The red farmhouse type building sits on the North side of the highway on a small inlet of the Peconic Bay. Yes, one minute you're on the highway and the next you're dining al fresco. The building has been there for decades, originally as the Lobster Inn and only recently at the Lobster Grille Inn. Why they needed the "e" in "grille" is beyond me.  This is not a fancy place. 

The space inside is cavernous. Multiple levels of dining rooms, an indoor bar, a screened-in porch and firepit are your choices - all with water views, some better than others. Decor is barebones, not a table cloth in sight and yet it works.
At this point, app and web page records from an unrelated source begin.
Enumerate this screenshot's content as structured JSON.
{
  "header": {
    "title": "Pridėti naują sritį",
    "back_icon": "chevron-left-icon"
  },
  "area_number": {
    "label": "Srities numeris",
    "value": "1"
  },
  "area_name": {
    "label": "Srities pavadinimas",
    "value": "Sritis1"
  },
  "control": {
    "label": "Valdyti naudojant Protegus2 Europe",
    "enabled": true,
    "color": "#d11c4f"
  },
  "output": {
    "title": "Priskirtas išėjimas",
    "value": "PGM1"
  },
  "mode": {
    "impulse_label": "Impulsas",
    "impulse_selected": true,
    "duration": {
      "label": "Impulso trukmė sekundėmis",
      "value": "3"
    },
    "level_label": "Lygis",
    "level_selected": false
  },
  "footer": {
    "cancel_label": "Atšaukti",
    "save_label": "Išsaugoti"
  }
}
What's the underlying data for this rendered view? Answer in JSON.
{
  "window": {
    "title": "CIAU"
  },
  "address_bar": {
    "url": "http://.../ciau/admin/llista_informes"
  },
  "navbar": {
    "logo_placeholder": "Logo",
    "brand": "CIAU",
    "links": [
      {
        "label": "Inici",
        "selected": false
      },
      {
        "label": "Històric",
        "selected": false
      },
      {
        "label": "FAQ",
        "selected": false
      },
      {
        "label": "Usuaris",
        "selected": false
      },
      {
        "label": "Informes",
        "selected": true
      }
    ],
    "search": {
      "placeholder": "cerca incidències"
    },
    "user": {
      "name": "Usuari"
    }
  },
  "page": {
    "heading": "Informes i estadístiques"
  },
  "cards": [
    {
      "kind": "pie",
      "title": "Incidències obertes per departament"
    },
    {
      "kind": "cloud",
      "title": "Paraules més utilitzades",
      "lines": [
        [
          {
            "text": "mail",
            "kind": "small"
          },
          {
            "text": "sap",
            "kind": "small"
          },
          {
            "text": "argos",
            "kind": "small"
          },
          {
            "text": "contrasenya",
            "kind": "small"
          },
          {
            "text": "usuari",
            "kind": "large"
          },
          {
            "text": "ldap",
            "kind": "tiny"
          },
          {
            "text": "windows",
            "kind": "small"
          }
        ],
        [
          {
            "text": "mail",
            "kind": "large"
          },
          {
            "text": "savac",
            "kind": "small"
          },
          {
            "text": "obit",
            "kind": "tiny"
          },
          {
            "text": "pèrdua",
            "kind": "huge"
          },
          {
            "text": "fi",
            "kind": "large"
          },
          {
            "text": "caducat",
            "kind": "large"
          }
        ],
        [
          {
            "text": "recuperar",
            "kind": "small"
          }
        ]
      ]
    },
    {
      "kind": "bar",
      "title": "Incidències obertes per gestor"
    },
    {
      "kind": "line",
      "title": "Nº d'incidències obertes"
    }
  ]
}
This is almost island casual, a mini escape.

We chose to dine on the porch which had the dual benefit of being sun free and overlooked the water. 

The crowd at lunch on a sunny and warm  Saturday was decidedly old, octogenarian old.  I started to have second thoughts.

Turns out there was nothing to worry about regarding freshness, everything was very fresh, caught that day fresh.

We started with a dozen local clams and a dozen hyper-local oysters that had been caught a mere few yards from where we sat. 

I tried the special seared tuna sandwich which came more done that I had requested over salad. JB enjoyed a shrimp po boy which was tasty but lacked the appropriate kind of bread to call it a po boy. It was more of a shrimp wrap. I can report that the burgers were a hit with the boys. 

Desserts were better than I expected. They nailed the key lime pie and flourless chocolate cake. 

All in all, I was pleasantly surprised. The food is not as good as Rhumba or Canal Cafe (they do take reservations AND credit cards though) but the location is perfect if you are heading West after your meal. Note, if you are heading East after dining you have to take a bit of a detour which could be brutal in summer traffic. 

Until our next Burger, 

Lobster Grille Inn
162 West Inlet Road
Southampton, NY